You describe a method in terms of A1 U A2 U A3 U ... , but without seeing more details I cannot comment whether it works. It is not straightforward since the events are not independent. Certainly that looks like a flaw in your solution, but I'm not sure I understood what your argument was.

An approach which does work uses the principle of inclusion and exclusion. Are you familiar with that?
Another sets up a recurrence relation on the probability of n objects being deranged, as a function of n. Are you accustomed to recurrence relations?

6. Sep 4, 2015

Ray Vickson

Do you really mean $1 - \prod_{i=1}^n (n-1)/n$---exactly as you wrote? That equals $1 - [(n-1)/n]^n$. I have no idea how you arrive at this, because you do not show your logic.

However, it is incorrect.

Let's look at your simple case of 4 objects:
$$\begin{array}{ccccc} \Box & \Box & \Box & \Box& \text{Row 1} \\ A&B & C & D&\text{Row 2} \end{array}$$
We want to put letters A, B, C, D into the boxes in Row 1 and look at the matches with Row 2. Your claim above is that the probability of no match equals $\text{claimed-}P0 = 1- (3/4)^4= 175/256 \doteq 0.6836$, and that the probability of $\geq 1$ match is $\text{claimed-}P_{\geq 1} =81/256 \doteq 0.3164$. In fact, the actual probabilities of no match and $\geq 1$ matches in this case are $\text{true-}P0 = 3/8 = 0.375$ and $\text{true-}P_{\geq 1} = 5/8 = 0.625$. These come from careful and detailed application of the inclusion-exclusion principle.

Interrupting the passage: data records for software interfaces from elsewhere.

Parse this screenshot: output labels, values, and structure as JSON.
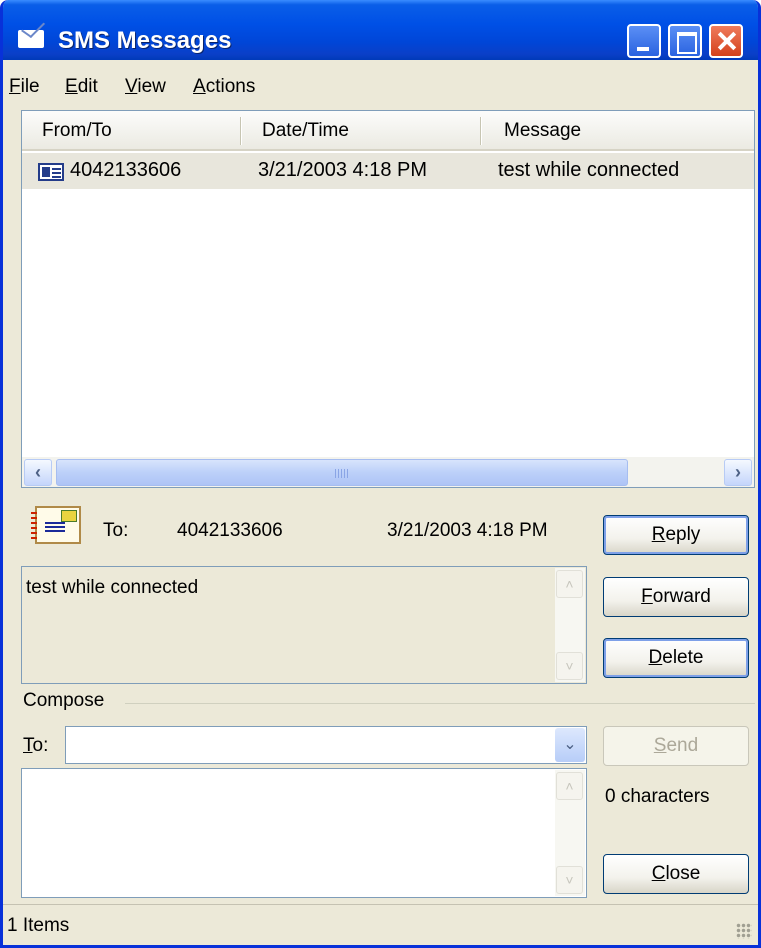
{
  "window": {
    "title": "SMS Messages"
  },
  "menu": {
    "file": "File",
    "edit": "Edit",
    "view": "View",
    "actions": "Actions"
  },
  "list": {
    "columns": [
      "From/To",
      "Date/Time",
      "Message"
    ],
    "rows": [
      {
        "from_to": "4042133606",
        "date_time": "3/21/2003 4:18 PM",
        "message": "test while connected"
      }
    ]
  },
  "detail": {
    "to_label": "To:",
    "to_number": "4042133606",
    "date_time": "3/21/2003 4:18 PM",
    "body": "test while connected"
  },
  "buttons": {
    "reply": "Reply",
    "forward": "Forward",
    "delete": "Delete",
    "send": "Send",
    "close": "Close"
  },
  "compose": {
    "section_label": "Compose",
    "to_label": "To:",
    "to_value": "",
    "body": "",
    "char_count": "0 characters"
  },
  "status": {
    "items": "1 Items"
  },
  "colors": {
    "titlebar": "#0050e6",
    "window_bg": "#ece9d8",
    "selected_row": "#e8e6dc",
    "close_button": "#d4421c"
  }
}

As I said: I cannot tell where you went wrong because you do not explain your method or your logic.